Closer to home, the wind developers are agitating again to repeal the setback rules. On Wednesday, the Ohio Power Siting Board at last adopted the rule requiring setbacks to be 1,125 feet from the property line. Prior to the OPSB meeting, Senator Bill Seitz convened a small group to discuss the differing positions on setbacks. Iberdrola(in Van Wert/Delphos areas), Apex(inVanWert and Spencerville and Ohio City areas) and AWEA were represented at the meeting along with representatives from Greenwich Neighbors United and Union Neighbors United. Chairman Andre Porter of the PUCO/OPSB was also present. At issue was whether there could be some kind of compromise position on setbacks and waivers.

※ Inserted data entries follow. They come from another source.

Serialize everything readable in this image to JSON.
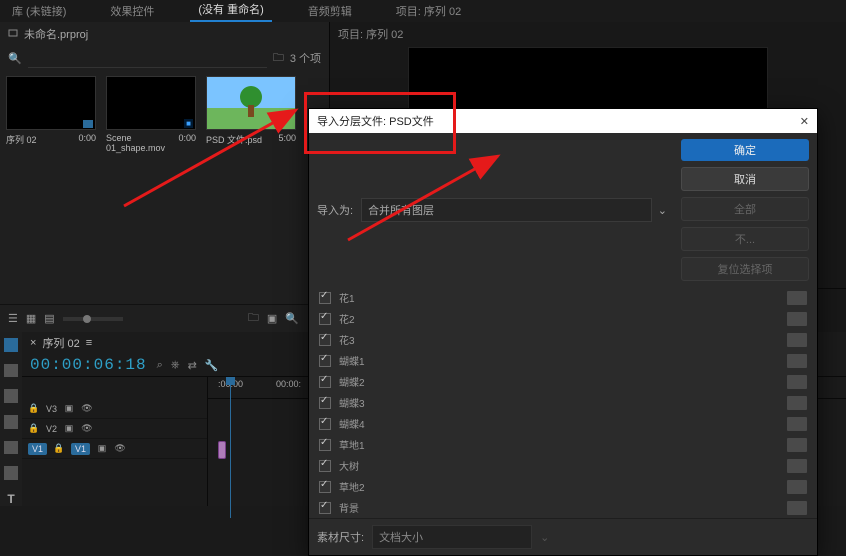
{
  "colors": {
    "accent": "#2a6b9b",
    "primaryBtn": "#1b6bbb",
    "red": "#e51a1a"
  },
  "topTabs": [
    "库 (未链接)",
    "效果控件",
    "(没有 重命名)",
    "音频剪辑",
    "项目: 序列 02"
  ],
  "project": {
    "name": "未命名.prproj",
    "searchPlaceholder": "",
    "itemCount": "3 个项",
    "items": [
      {
        "name": "序列 02",
        "dur": "0:00",
        "thumb": "black"
      },
      {
        "name": "Scene 01_shape.mov",
        "dur": "0:00",
        "thumb": "black"
      },
      {
        "name": "PSD 文件.psd",
        "dur": "5:00",
        "thumb": "tree"
      }
    ]
  },
  "programHeader": "项目: 序列 02",
  "timeline": {
    "tab": "序列 02",
    "timecode": "00:00:06:18",
    "rulerTicks": [
      {
        "t": ":00:00",
        "x": 10
      },
      {
        "t": "00:00:",
        "x": 68
      }
    ],
    "tracks": [
      {
        "chip": "",
        "id": "V3",
        "eye": true
      },
      {
        "chip": "",
        "id": "V2",
        "eye": true
      },
      {
        "chip": "V1",
        "id": "V1",
        "eye": true
      }
    ]
  },
  "dialog": {
    "title": "导入分层文件: PSD文件",
    "importAsLabel": "导入为:",
    "importAsValue": "合并所有图层",
    "buttons": {
      "ok": "确定",
      "cancel": "取消",
      "all": "全部",
      "none": "不...",
      "reset": "复位选择项"
    },
    "layers": [
      {
        "name": "花1",
        "on": true
      },
      {
        "name": "花2",
        "on": true
      },
      {
        "name": "花3",
        "on": true
      },
      {
        "name": "蝴蝶1",
        "on": true
      },
      {
        "name": "蝴蝶2",
        "on": true
      },
      {
        "name": "蝴蝶3",
        "on": true
      },
      {
        "name": "蝴蝶4",
        "on": true
      },
      {
        "name": "草地1",
        "on": true
      },
      {
        "name": "大树",
        "on": true
      },
      {
        "name": "草地2",
        "on": true
      },
      {
        "name": "背景",
        "on": true
      }
    ],
    "footerLabel": "素材尺寸:",
    "footerValue": "文档大小"
  }
}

The wind representatives argued that if no home was on an adjacent property, a more reasonable setback would be 1.1 times turbine height (including blade at the tip). Citizens asserted that just because a house is not on a property does not mean the property is not in use for recreation (hunting, golf, riding) or that a future use was not planned for the property. Likewise, farmers should be safe in their fields. Farmers should also be able to safely use aerial spray services. Sen. Seitz advised Chairman Porter that, after studying global setback standards, Ohio’s were not extreme and could even be considered on the short end. Chairman Porter announced he will convene a group of “stakeholders” in January to revisit a number of the wind rules. (Ground Hog Day again – remember the Ohio Wind Working Group?)

The wind industry proposed allowing County Commissioners to reduce the setbacks in their county. Sen. Seitz was very firm that he would never condone giving that power to County Commissioners but that he might entertain giving the power to Township Trustees who would most likely have to live with the effects of such decisions. On Wednesday, November 18th , the Ohio House Public Utilities Committee has scheduled its second hearing on HB 190. It is possible a substitute bill may be introduced that includes some of the wind industry’s desires to change setbacks. Iberdrola asserts that the107 turbine Blue Creek project in Van Wert would only be able to have 10 turbines under the current setbacks. We question that. They also claim that expansion of Blue Creek is not possible due to a number of hold outs who will not sign waivers. In addition, they claim that people in Putnam County near Leipsic are very supportive of having a wind farm…

…The just-certified “green energy” proposed amendment to the Ohio Constitution remains a bad idea, as backers make a fourth run at getting the issue before voters.The Ohio Clean Energy Initiative would require the state to issue bonds totaling $1.3 billion a year for 10 years. The money would be directed to investments in alternative-energy sources such as wind, solar and geothermal, with decisions made by a secretive commission incorporated in the state of Delaware. Ohio taxpayers and legislators would have no say in how the money is awarded….


Source: Bad idea gets worse | The Columbus Dispatch

Apex wants to blanket Van Wert County, Ohio with turbines

We have been watching Apex, since they purchased the leases for southern Van Wert county. Their plans are now official and stated on the website. A new office has been opened in Ohio City. What will the Van Wert county commissioners say this time? Despite complaints from farmers and townships, the commissioners only see $$$. May we remind you where all of the $$$ comes from….our pockets! Hundreds of millions of taxpayer $ will be given for the building of this project and it will produce less than a dozen long-term jobs. But, Apex will throw $ back to the leasing farmers and the county….pocket change for them. Why should YOURS and MY tax$ fund their project? It will also produce far LESS energy than they tell us! How do we know this? Because it is public information how much electrical energy wind sites produce and Van Wert county has dismal, pathetic results. These sites will never replace the energy we can produce from a coal, nuclear or natural gas plant. NEVER.

Apex Clean Energy has acquired the development rights for and is exploring the feasibility of constructing Long Prairie Wind, a wind energy project in rural southern Van Wert County, Ohio….

Source: Long Prairie Wind